8. Website Design That Isn't Harmful
Images or videos which can trigger seizures should not be served on your website.
9. Plugin Text Links
If your website requires a specific plugin to function properly, you should include a text link to that plugin.
Testing the accessibility of the Develo website
There are a myriad of tools available to help with the accessibility of a website. These will allow for the site to be evaluated by a third-party tool and identify areas that can be improved in terms of accessibility.
I did a test on the Develo Design website and found a few issues:
Using this information, I can identify areas of improvement, and I will now set upon the task of improving them to eliminate these issues.
Amending the Develo Site to ensure Accessiblity
Adding alt text to background images

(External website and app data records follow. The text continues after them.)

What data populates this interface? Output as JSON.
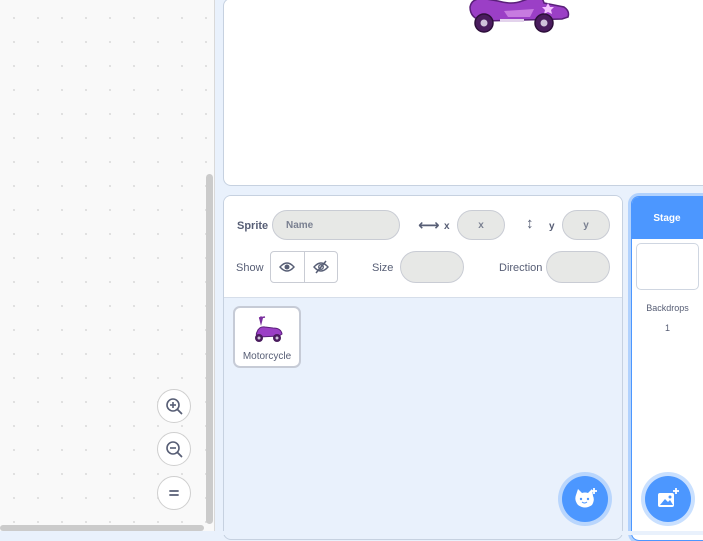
{
  "sprite_info": {
    "sprite_label": "Sprite",
    "name_placeholder": "Name",
    "x_label": "x",
    "x_placeholder": "x",
    "y_label": "y",
    "y_placeholder": "y",
    "show_label": "Show",
    "size_label": "Size",
    "direction_label": "Direction"
  },
  "sprites": [
    {
      "name": "Motorcycle"
    }
  ],
  "stage_pane": {
    "title": "Stage",
    "backdrops_label": "Backdrops",
    "backdrops_count": "1"
  },
  "icons": {
    "zoom_in": "zoom-in-icon",
    "zoom_out": "zoom-out-icon",
    "zoom_reset": "zoom-reset-icon",
    "show": "eye-icon",
    "hide": "eye-slash-icon",
    "add_sprite": "cat-add-icon",
    "add_backdrop": "image-add-icon",
    "x_axis": "horizontal-arrows-icon",
    "y_axis": "vertical-arrows-icon"
  },
  "colors": {
    "accent": "#4c97ff",
    "sprite_purple": "#9b3fc6"
  }
}
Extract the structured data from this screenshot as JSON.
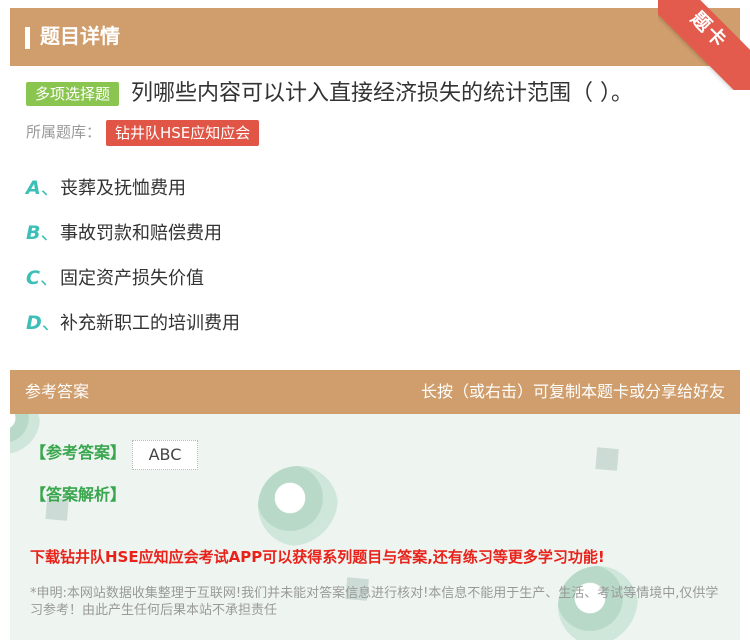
{
  "header": {
    "title": "题目详情",
    "ribbon": "题卡"
  },
  "question": {
    "type_badge": "多项选择题",
    "text": "列哪些内容可以计入直接经济损失的统计范围（ ）。",
    "bank_label": "所属题库：",
    "bank_name": "钻井队HSE应知应会"
  },
  "options": [
    {
      "letter": "A",
      "sep": "、",
      "text": "丧葬及抚恤费用"
    },
    {
      "letter": "B",
      "sep": "、",
      "text": "事故罚款和赔偿费用"
    },
    {
      "letter": "C",
      "sep": "、",
      "text": "固定资产损失价值"
    },
    {
      "letter": "D",
      "sep": "、",
      "text": "补充新职工的培训费用"
    }
  ],
  "answer": {
    "section_title": "参考答案",
    "hint": "长按（或右击）可复制本题卡或分享给好友",
    "ref_label": "【参考答案】",
    "ref_value": "ABC",
    "analysis_label": "【答案解析】",
    "promo": "下载钻井队HSE应知应会考试APP可以获得系列题目与答案,还有练习等更多学习功能!",
    "disclaimer": "*申明:本网站数据收集整理于互联网!我们并未能对答案信息进行核对!本信息不能用于生产、生活、考试等情境中,仅供学习参考！由此产生任何后果本站不承担责任"
  },
  "colors": {
    "header_bg": "#d09e6c",
    "badge_green": "#8ac64f",
    "tag_red": "#e05545",
    "option_letter": "#3cbfb6",
    "answer_label": "#3aa64e",
    "promo_red": "#e8221a"
  }
}
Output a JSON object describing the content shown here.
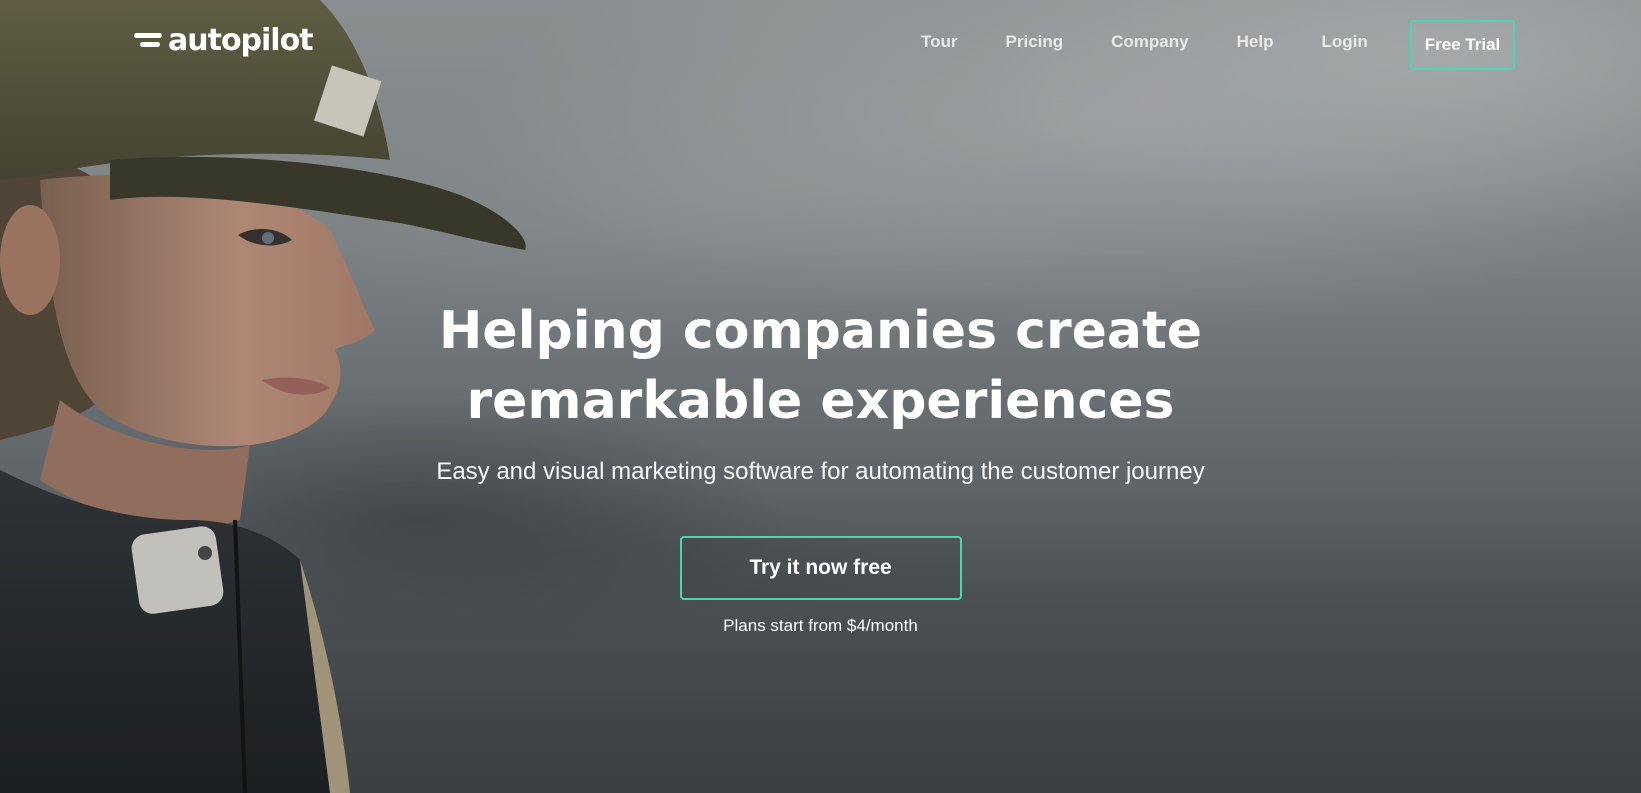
{
  "brand": {
    "name": "autopilot"
  },
  "nav": {
    "links": [
      "Tour",
      "Pricing",
      "Company",
      "Help",
      "Login"
    ],
    "cta_label": "Free Trial"
  },
  "hero": {
    "headline_line1": "Helping companies create",
    "headline_line2": "remarkable experiences",
    "subheadline": "Easy and visual marketing software for automating the customer journey",
    "cta_label": "Try it now free",
    "pricing_note": "Plans start from $4/month"
  },
  "colors": {
    "accent": "#4dd5b3",
    "text": "#ffffff"
  }
}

First I'll focus on these 4 main errors, pointing to links that are missing text. Using this tool I can identify that the culprits are these images on a slider on the homepage which are linked without having any text within them:
The first point of action was adding content to these links which were missing text. These links are just anchor tags, with an inline style attribute setting the images as background images. So an alt tag couldn't be used.
The first attempt at alleviating this was to add a title attribute. While this satisfies the requirement of adding identifying content to the anchor tag, the World Wide Web Consortium (W3C)’s guidelines state here that;
“Because of the extensive user agent limitations in supporting access to the title attribute, authors should use caution in applying this technique. For this reason, it is preferred that the author use technique C7: Using CSS to hide a portion of the link text (CSS)”
Due to this, I then decided to use the alternative method mentioned in that link, which suggests adding text within the link and hiding it. This would increase compatibility with screen readers, and subsequently increase the reachability of this website in terms of wider accessibility towards those visually impaired.
After doing another accessibility test, I can conclude that this change has fixed the flagged errors:
The second point of action is addressing the issue with contrast errors. I’ve identified that 10 of these contrast errors are due to the text on this section being too light compared to the background:
To solve this issue, I used google chrome’s built-in accessibility checker which suggests a colour to use to make sure the colour fits the AAA standards. More information on these colour standards can be found here
After clicking the icon to suggest a colour, I now see that the best colour to match AAA standards is #455962, with a contrast ratio of over 7.0
After making this change, the section does not look drastically different, but the readability has been greatly improved:
Now, all that’s left are these remaining two contrast errors, which I will resolve using the same method:
Now it's your turn!
What this means for you is, these guidelines are a simple way to ensure your website can be used by as many people as possible, maximising overall user engagement, purchases, and marketability. For more information including the full list of criteria to follow to meet accessibility standards follow this link https://www.w3.org/WAI/WCAG21/quickref/.